Noel is also involved with Native Earth Performing Arts, the Canadian Native Arts Foundation and the Association for Native Development in the Performing and Visual Arts. She has lectured and served on panels at the Saskatchewan School of Fine Arts, the University of Western Ontario and the native program at the Ontario College of Art.[1]

Her work is included in the collections of the Canadian Museum of History, the University of Western Ontario, the Canadian Native Arts Foundation in Toronto and the Whetung Ojibwa Centre.[2]

Noel's work, "Not Forgotten," was made to honor and remember the missing and murdered indigenous women, and she donated royalties to the Native Women's Association of Canada.[3] "Not Forgotten" was used in a 2019 campaign along British Columbia's Highway of Tears by the group, Artists Against Racism, in response to the final report for the inquiry missing and murdered indigenous girls and women along Highway 16.[4]

In 2018, she was named to the Order of Canada.[5][6]

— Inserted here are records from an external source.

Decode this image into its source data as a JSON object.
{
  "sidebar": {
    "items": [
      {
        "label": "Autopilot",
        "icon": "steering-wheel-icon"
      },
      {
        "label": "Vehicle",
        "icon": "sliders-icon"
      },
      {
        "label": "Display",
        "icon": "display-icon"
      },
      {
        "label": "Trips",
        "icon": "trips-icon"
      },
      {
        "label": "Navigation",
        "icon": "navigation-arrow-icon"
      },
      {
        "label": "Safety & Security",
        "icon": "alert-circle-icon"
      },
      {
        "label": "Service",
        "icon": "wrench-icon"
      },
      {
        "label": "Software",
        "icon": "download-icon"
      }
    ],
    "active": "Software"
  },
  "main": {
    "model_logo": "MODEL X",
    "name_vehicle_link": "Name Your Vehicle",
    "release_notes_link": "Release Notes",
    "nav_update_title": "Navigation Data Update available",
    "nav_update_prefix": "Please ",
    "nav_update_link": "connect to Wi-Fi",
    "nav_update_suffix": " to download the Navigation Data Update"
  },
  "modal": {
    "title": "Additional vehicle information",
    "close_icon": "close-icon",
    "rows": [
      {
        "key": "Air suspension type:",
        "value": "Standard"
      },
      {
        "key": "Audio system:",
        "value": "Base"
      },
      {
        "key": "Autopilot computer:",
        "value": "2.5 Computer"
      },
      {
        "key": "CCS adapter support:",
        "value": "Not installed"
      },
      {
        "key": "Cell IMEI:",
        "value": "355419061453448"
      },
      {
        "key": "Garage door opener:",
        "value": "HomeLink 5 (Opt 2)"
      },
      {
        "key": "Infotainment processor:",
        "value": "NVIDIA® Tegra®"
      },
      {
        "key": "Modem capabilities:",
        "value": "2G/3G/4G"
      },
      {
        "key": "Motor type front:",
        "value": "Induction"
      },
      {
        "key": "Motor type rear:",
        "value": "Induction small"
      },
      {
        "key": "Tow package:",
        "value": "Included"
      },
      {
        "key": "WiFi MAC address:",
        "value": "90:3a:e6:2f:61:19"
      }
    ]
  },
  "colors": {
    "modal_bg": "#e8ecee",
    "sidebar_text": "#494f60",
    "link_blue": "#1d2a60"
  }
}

  1. ^ a b c "Featured Artist for March, 2014: Maxine Noel". Alberta Native News. 23 March 2014. Archived from the original on 21 May 2022. Retrieved 1 December 2022.
  2. ^ a b Heller, Jules; Heller, Nancy G (2013). North American Women Artists of the Twentieth Century: A Biographical Dictionary. p. 2290. ISBN 978-1135638894.
  3. ^ "Painter ensures missing Aboriginal women are not forgotten". My Kawartha. 23 May 2016. Archived from the original on 25 May 2016. Retrieved 1 December 2022.
  4. ^ Wadhwani, Ashley (19 June 2019). "Billboard Posted Along B.C.'s Highway Of Tears To Remember Missing And Murdered Indigenous Women". Abbotsford News. Archived from the original on 23 October 2021. Retrieved 1 December 2022.
  5. ^ Carty, Matt (27 December 2018). "Guelph's Linda Hasenfratz, Stratford's Maxine Noel appointed to Order of Canada". Global News. Archived from the original on 2 December 2022. Retrieved 1 December 2022.
  6. ^ Zimonjic, Peter (27 December 2018). "Author Ann-Marie MacDonald, Olympian Beckie Scott joining Order of Canada". CBC News. Archived from the original on 19 November 2022. Retrieved 1 December 2022.